DNS Monitoring provides an overview of DNS server performance to help you identify server-side and client-side DNS issues. By collecting and displaying flow-level DNS metrics, this page can be used to identify:
- The pods or services making DNS requests and the servers receiving those requests.
- The endpoints making the most requests or making requests at the highest rate.
- If a DNS server’s response time to requests has gradually or suddenly increased.
- The DNS servers with a high error rate and the type of errors being emitted.
Before you can begin to use DNS Monitoring, set up Network Performance Monitoring. Also ensure you are using the latest version of the Agent, or at least Agent v7.23+ for Linux OS, and v7.28+ for Windows Server. Once installed, a ‘DNS’ tab is accessible in the Network Performance Monitoring product.
If you are using Kubernetes on Helm, to enable DNS monitoring, you need to set
true in the values.yaml.
Are you looking for Network Device Monitoring instead? See the NPM setup instructions.
Use the source and destination search bars at the top of the page to query for dependencies between a client (source), which makes the DNS request, and a DNS server (destination), which responds to the DNS request. The destination port is automatically scoped to DNS port 53 so that all resulting dependencies match this (client → DNS server) format.
To refine your search to a particular client, aggregate and filter DNS traffic using tags in the source search bar. In the default view, the source is aggregated by the
service tag. Accordingly, each row in the table represents a service that is making DNS requests to some DNS server.
To refine your search to a particular DNS server, filter the destination search bar using tags. To configure your destination display, select one of the following options from the Group by dropdown menu:
dns_server: The server receiving DNS requests. This tag has the same value as
task_name. If those tags are not available,
host_name is used.
host: The host name of the DNS server.
service: The service running on the DNS server.
IP: The IP of the DNS server.
This example shows all flows from pods in the production environment’s availability zone to hosts receiving DNS requests:

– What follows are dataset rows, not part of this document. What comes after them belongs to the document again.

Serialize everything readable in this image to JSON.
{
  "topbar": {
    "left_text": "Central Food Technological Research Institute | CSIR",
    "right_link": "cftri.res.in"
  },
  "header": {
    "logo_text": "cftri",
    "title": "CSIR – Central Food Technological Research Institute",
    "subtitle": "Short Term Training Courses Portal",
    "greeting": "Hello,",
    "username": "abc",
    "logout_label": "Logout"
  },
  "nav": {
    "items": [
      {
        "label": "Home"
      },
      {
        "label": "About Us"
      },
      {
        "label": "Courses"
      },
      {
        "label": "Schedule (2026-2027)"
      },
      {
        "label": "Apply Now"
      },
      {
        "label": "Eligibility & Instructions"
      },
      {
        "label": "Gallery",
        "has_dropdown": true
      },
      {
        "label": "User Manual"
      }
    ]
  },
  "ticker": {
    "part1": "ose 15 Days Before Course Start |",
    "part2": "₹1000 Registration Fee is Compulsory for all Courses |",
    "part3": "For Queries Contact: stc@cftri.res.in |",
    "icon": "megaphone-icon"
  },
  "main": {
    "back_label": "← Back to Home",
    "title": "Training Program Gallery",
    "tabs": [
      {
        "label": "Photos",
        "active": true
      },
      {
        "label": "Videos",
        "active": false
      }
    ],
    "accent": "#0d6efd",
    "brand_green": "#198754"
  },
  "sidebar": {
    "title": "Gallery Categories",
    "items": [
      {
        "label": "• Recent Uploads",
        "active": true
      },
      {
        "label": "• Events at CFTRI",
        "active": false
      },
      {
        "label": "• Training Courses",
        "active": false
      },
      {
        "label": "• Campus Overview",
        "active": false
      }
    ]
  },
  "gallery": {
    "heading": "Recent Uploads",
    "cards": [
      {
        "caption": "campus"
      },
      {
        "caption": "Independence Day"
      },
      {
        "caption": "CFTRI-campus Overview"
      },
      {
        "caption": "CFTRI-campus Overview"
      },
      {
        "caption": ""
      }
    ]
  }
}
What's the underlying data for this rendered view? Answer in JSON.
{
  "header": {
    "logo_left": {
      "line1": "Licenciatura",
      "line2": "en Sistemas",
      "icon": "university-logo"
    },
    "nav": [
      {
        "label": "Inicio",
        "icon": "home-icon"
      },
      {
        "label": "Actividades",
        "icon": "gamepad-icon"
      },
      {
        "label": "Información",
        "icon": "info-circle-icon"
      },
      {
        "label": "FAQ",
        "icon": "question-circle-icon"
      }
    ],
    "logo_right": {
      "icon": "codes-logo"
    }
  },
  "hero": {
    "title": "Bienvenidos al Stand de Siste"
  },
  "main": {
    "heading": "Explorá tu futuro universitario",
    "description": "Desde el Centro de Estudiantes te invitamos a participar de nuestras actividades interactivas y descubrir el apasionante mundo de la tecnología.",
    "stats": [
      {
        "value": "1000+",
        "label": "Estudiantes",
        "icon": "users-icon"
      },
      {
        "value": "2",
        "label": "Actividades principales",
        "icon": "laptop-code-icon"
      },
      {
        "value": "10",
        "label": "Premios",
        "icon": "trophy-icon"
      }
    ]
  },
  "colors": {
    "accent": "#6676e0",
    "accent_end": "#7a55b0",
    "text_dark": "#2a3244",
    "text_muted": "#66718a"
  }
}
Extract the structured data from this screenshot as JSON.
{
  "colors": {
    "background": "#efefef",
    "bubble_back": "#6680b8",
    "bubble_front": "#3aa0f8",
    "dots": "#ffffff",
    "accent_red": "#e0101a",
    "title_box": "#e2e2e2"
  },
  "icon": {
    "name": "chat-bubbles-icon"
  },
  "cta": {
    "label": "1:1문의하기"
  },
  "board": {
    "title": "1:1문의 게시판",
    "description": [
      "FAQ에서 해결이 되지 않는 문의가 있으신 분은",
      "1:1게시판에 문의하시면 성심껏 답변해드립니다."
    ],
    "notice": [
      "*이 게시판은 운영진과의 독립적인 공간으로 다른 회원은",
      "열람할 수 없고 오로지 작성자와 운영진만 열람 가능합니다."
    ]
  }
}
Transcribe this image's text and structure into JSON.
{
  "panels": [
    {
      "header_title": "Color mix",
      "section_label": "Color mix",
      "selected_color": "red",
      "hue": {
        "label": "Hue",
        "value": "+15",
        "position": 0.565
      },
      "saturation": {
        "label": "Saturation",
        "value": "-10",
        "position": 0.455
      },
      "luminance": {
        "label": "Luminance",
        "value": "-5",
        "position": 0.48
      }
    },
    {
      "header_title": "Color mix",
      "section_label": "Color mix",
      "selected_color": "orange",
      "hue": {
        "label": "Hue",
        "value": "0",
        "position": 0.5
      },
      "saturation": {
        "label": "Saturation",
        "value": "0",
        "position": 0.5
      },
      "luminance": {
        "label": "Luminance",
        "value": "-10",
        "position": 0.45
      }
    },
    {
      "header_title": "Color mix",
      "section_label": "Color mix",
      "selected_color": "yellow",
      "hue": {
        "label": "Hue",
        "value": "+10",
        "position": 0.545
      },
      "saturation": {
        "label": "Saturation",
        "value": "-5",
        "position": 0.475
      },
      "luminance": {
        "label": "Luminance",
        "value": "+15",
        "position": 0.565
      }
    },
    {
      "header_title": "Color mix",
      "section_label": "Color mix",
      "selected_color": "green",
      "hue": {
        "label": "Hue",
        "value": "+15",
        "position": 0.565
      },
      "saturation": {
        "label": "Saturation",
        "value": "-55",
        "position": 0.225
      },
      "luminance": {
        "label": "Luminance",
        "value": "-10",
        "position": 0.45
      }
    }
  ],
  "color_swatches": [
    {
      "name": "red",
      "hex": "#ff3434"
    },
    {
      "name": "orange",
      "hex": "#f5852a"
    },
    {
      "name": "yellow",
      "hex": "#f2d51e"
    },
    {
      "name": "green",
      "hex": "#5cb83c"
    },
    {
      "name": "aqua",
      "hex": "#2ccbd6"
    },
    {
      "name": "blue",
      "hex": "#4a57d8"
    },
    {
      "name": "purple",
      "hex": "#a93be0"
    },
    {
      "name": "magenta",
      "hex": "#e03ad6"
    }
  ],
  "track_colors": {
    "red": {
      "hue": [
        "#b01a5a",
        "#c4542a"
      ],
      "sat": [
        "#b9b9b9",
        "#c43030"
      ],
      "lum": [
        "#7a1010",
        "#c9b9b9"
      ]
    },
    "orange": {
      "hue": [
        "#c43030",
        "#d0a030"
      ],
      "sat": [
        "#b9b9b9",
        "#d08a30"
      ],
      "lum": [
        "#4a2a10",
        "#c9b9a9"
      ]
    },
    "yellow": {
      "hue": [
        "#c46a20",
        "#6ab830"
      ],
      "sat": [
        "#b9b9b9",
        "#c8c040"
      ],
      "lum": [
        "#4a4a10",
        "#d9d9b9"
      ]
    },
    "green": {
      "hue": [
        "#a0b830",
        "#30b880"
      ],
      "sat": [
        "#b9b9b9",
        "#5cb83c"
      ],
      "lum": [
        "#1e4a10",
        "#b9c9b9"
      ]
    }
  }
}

Your DNS metrics are displayed through the graphs and the associated table.
Note: The default collection interval is five minutes and retention is seven days.
The following DNS metrics are available:
|DNS requests||The number of DNS requests made from the client.|
|DNS requests / second||The rate of DNS requests made by the client.|
|DNS response time||The average response time of the DNS server to a request from the client.|
|Timeouts||The number of timed out DNS requests from the client (displayed as a percentage of all DNS responses).|
|Errors||The number of requests from the client that generated DNS error codes (displayed as a percentage of all DNS responses).|
|SERVFAIL||The number of requests from the client that generated SERVFAIL (DNS server failed to respond) codes (displayed as a percentage of all DNS responses).|
|NXDOMAIN||The number of requests from the client that generated NXDOMAIN (domain name does not exist) codes (displayed as a percentage of all DNS responses).|
|OTHER||The number of requests from the client that generated error codes that are not NXDOMAIN or SERVFAIL (displayed as a percentage of all DNS responses).|
|Failures||The total number of timeouts and errors in DNS requests from the client (displayed as a percentage of all DNS responses).|
The network table breaks down the above metrics by each source and destination dependency defined by your query.
Configure the columns in your table using the Customize button at the top right of the table.
Narrow down the traffic in your view with the Filter Traffic options.
The sidepanel provides contextual telemetry to help you quickly debug DNS server dependencies. Use the Flows, Logs, Traces, and Processes tabs to determine whether a DNS server’s high number of incoming requests, response time, or failure rate is due to:
- Heavy processes consuming the resources of the underlying infrastructure
- Application errors in the code on the client side
- A high number of requests originating from a particular port or IP
Additional helpful documentation, links, and articles: